Records for processing:
===

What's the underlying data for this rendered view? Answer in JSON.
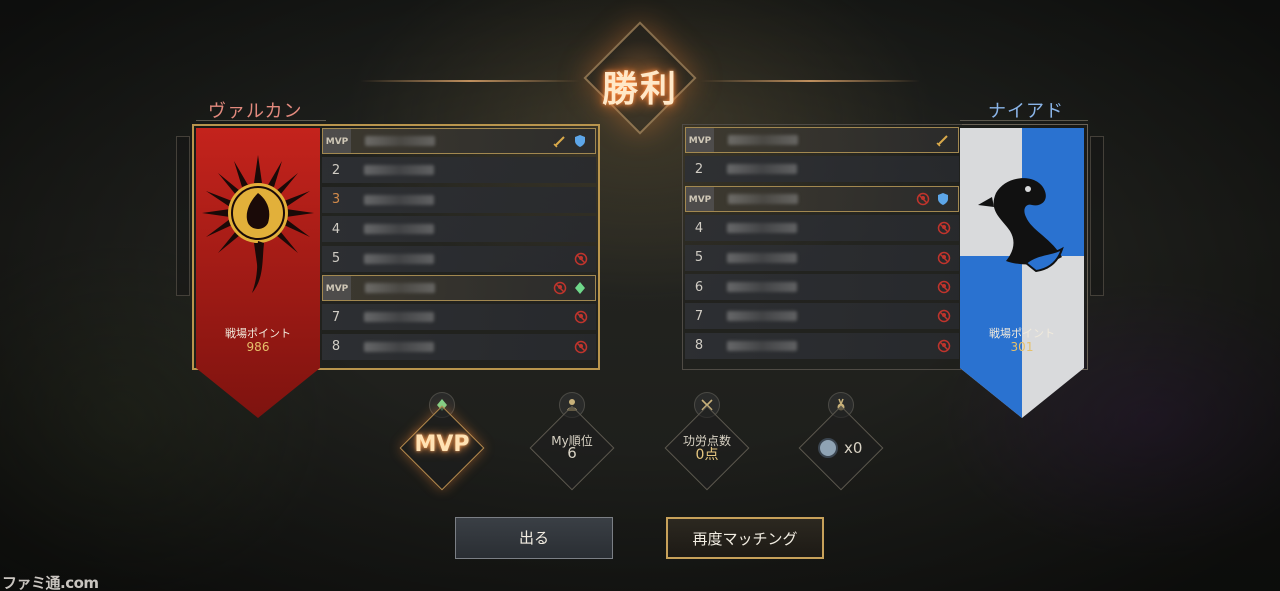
{
  "title": "勝利",
  "teams": {
    "left": {
      "name": "ヴァルカン",
      "points_label": "戦場ポイント",
      "points": "986",
      "color": "#b3201a",
      "players": [
        {
          "rank": "MVP",
          "icons": [
            "sword-icon",
            "shield-icon"
          ]
        },
        {
          "rank": "2",
          "icons": []
        },
        {
          "rank": "3",
          "icons": []
        },
        {
          "rank": "4",
          "icons": []
        },
        {
          "rank": "5",
          "icons": [
            "no-skull-icon"
          ]
        },
        {
          "rank": "MVP",
          "icons": [
            "no-skull-icon",
            "crystal-icon"
          ]
        },
        {
          "rank": "7",
          "icons": [
            "no-skull-icon"
          ]
        },
        {
          "rank": "8",
          "icons": [
            "no-skull-icon"
          ]
        }
      ]
    },
    "right": {
      "name": "ナイアド",
      "points_label": "戦場ポイント",
      "points": "301",
      "color": "#1f66c9",
      "players": [
        {
          "rank": "MVP",
          "icons": [
            "sword-icon"
          ]
        },
        {
          "rank": "2",
          "icons": []
        },
        {
          "rank": "MVP",
          "icons": [
            "no-skull-icon",
            "shield-icon"
          ]
        },
        {
          "rank": "4",
          "icons": [
            "no-skull-icon"
          ]
        },
        {
          "rank": "5",
          "icons": [
            "no-skull-icon"
          ]
        },
        {
          "rank": "6",
          "icons": [
            "no-skull-icon"
          ]
        },
        {
          "rank": "7",
          "icons": [
            "no-skull-icon"
          ]
        },
        {
          "rank": "8",
          "icons": [
            "no-skull-icon"
          ]
        }
      ]
    }
  },
  "stats": {
    "mvp": {
      "label": "MVP"
    },
    "rank": {
      "label": "My順位",
      "value": "6"
    },
    "merit": {
      "label": "功労点数",
      "value": "0点"
    },
    "medal": {
      "value": "x0"
    }
  },
  "buttons": {
    "exit": "出る",
    "rematch": "再度マッチング"
  },
  "watermark": "ファミ通.com",
  "colors": {
    "accent_gold": "#c7a15a",
    "left_team": "#e38a7e",
    "right_team": "#8ab4e8"
  }
}
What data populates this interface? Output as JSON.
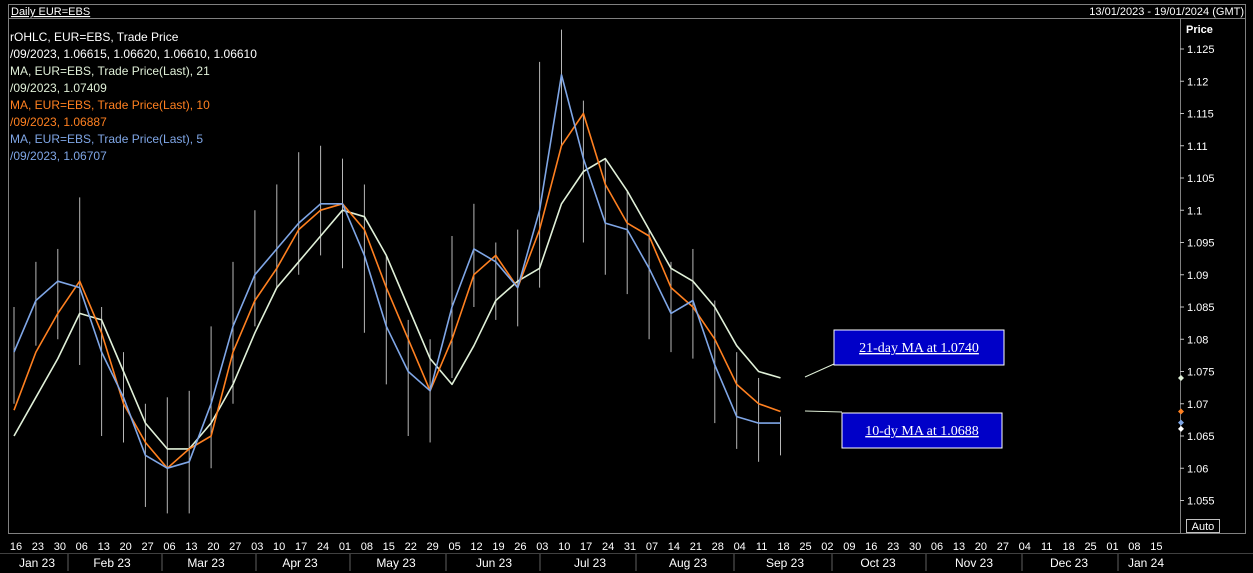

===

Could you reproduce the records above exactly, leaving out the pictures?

Answer to this exercise:
What's the underlying data for this rendered view? Answer in JSON.
{
  "title": "勝利",
  "teams": {
    "left": {
      "name": "ヴァルカン",
      "points_label": "戦場ポイント",
      "points": "986",
      "color": "#b3201a",
      "players": [
        {
          "rank": "MVP",
          "icons": [
            "sword-icon",
            "shield-icon"
          ]
        },
        {
          "rank": "2",
          "icons": []
        },
        {
          "rank": "3",
          "icons": []
        },
        {
          "rank": "4",
          "icons": []
        },
        {
          "rank": "5",
          "icons": [
            "no-skull-icon"
          ]
        },
        {
          "rank": "MVP",
          "icons": [
            "no-skull-icon",
            "crystal-icon"
          ]
        },
        {
          "rank": "7",
          "icons": [
            "no-skull-icon"
          ]
        },
        {
          "rank": "8",
          "icons": [
            "no-skull-icon"
          ]
        }
      ]
    },
    "right": {
      "name": "ナイアド",
      "points_label": "戦場ポイント",
      "points": "301",
      "color": "#1f66c9",
      "players": [
        {
          "rank": "MVP",
          "icons": [
            "sword-icon"
          ]
        },
        {
          "rank": "2",
          "icons": []
        },
        {
          "rank": "MVP",
          "icons": [
            "no-skull-icon",
            "shield-icon"
          ]
        },
        {
          "rank": "4",
          "icons": [
            "no-skull-icon"
          ]
        },
        {
          "rank": "5",
          "icons": [
            "no-skull-icon"
          ]
        },
        {
          "rank": "6",
          "icons": [
            "no-skull-icon"
          ]
        },
        {
          "rank": "7",
          "icons": [
            "no-skull-icon"
          ]
        },
        {
          "rank": "8",
          "icons": [
            "no-skull-icon"
          ]
        }
      ]
    }
  },
  "stats": {
    "mvp": {
      "label": "MVP"
    },
    "rank": {
      "label": "My順位",
      "value": "6"
    },
    "merit": {
      "label": "功労点数",
      "value": "0点"
    },
    "medal": {
      "value": "x0"
    }
  },
  "buttons": {
    "exit": "出る",
    "rematch": "再度マッチング"
  },
  "watermark": "ファミ通.com",
  "colors": {
    "accent_gold": "#c7a15a",
    "left_team": "#e38a7e",
    "right_team": "#8ab4e8"
  }
}
What data populates this interface? Output as JSON.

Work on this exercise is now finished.